►

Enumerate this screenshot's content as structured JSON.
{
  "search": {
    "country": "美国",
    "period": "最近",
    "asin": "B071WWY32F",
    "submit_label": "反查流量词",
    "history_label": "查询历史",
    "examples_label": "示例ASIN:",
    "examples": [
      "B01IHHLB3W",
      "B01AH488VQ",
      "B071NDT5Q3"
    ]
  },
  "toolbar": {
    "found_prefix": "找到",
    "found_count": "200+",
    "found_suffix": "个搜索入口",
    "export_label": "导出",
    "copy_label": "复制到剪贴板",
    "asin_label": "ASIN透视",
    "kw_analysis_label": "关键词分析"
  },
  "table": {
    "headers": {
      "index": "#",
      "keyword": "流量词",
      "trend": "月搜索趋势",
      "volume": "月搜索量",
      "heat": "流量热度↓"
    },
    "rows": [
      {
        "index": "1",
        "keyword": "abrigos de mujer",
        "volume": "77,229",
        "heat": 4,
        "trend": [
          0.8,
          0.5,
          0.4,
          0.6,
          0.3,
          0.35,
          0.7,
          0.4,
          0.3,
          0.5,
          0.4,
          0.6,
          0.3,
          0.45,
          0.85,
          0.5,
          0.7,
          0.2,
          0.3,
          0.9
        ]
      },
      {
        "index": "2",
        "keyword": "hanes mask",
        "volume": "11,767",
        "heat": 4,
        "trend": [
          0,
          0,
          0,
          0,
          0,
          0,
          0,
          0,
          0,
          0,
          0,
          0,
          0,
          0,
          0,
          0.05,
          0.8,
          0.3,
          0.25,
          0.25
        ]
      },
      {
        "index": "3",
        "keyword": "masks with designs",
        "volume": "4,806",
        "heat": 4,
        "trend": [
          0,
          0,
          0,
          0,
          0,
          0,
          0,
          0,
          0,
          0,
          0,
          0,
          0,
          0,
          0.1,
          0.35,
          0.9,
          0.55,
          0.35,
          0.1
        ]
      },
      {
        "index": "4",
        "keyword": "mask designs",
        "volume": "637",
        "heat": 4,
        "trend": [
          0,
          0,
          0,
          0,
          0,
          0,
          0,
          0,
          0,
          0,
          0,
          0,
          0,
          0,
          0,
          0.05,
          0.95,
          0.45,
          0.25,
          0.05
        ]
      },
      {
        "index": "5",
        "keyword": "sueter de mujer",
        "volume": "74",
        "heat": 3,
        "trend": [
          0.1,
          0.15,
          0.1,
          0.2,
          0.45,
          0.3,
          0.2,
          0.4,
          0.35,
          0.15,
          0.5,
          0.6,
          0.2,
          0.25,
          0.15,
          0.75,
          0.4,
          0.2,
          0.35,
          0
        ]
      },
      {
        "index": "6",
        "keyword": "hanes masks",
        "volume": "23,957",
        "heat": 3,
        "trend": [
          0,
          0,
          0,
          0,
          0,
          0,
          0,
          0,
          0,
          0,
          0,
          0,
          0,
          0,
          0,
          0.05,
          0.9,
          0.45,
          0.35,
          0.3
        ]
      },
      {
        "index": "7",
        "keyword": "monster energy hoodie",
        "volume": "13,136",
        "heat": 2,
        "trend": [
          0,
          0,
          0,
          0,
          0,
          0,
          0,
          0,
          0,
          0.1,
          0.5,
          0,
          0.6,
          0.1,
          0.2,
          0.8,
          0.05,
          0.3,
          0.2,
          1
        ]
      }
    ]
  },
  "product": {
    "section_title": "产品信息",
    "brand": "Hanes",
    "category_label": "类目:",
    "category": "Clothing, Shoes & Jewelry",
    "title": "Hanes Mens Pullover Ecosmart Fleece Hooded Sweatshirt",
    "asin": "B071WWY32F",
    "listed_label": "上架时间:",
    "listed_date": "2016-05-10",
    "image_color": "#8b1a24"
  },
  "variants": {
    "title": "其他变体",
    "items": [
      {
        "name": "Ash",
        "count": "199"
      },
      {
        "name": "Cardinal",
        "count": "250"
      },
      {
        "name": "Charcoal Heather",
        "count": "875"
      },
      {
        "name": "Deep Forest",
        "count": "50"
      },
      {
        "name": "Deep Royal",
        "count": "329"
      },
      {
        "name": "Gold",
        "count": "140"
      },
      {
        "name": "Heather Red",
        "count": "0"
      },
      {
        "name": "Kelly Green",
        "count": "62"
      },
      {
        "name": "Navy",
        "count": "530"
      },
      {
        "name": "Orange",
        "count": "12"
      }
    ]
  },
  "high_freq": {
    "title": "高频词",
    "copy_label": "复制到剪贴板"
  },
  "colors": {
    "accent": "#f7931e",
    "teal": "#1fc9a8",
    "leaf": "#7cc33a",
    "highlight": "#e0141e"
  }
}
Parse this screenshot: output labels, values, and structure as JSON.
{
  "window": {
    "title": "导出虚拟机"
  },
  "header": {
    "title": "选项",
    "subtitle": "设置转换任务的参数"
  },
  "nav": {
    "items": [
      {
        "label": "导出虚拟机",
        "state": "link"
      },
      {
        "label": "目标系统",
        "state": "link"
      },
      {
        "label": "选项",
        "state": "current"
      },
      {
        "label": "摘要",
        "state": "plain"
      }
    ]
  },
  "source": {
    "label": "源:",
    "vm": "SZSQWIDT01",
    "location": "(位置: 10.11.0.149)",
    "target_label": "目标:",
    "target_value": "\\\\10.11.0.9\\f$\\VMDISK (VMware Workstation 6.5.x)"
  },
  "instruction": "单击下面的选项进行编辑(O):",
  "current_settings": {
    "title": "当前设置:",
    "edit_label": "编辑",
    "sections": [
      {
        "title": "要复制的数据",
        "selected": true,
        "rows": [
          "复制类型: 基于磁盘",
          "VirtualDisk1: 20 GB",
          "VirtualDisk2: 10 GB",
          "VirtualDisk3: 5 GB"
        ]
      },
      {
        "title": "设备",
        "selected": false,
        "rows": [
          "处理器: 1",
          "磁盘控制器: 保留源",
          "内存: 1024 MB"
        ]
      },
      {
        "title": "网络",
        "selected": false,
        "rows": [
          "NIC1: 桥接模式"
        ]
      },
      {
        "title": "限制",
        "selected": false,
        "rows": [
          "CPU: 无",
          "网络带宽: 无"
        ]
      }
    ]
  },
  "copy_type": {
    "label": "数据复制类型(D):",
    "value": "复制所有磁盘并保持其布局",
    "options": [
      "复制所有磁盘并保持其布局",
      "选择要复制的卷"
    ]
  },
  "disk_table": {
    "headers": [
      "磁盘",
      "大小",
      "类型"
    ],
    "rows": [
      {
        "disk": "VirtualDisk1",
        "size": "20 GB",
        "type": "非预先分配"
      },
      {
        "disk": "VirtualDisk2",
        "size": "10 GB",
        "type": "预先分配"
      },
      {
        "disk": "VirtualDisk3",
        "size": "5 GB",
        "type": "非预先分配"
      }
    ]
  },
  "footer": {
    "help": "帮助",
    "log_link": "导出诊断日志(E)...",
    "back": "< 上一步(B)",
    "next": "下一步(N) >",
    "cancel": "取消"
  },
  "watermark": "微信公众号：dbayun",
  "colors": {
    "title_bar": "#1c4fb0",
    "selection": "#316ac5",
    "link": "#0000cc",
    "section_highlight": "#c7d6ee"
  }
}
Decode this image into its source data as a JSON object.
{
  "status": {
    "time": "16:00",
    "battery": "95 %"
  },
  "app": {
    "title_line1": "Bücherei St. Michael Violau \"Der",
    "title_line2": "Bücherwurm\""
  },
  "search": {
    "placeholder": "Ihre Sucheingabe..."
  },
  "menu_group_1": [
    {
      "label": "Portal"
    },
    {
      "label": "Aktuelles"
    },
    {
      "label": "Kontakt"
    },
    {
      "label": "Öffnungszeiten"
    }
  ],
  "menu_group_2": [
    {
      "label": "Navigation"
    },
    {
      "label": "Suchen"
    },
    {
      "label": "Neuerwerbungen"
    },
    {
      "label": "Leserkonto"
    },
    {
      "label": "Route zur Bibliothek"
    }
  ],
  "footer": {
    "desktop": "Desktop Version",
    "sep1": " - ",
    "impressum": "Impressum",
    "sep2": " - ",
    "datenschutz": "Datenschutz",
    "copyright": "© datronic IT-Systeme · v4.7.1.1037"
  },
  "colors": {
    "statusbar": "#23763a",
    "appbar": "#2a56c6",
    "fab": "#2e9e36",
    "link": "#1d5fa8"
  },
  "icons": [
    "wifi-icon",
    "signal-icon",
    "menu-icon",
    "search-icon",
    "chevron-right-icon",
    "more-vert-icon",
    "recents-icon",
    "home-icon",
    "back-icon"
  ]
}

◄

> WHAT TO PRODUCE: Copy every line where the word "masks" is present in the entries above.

> ANSWER BELOW:
        "keyword": "masks with designs",
        "keyword": "hanes masks",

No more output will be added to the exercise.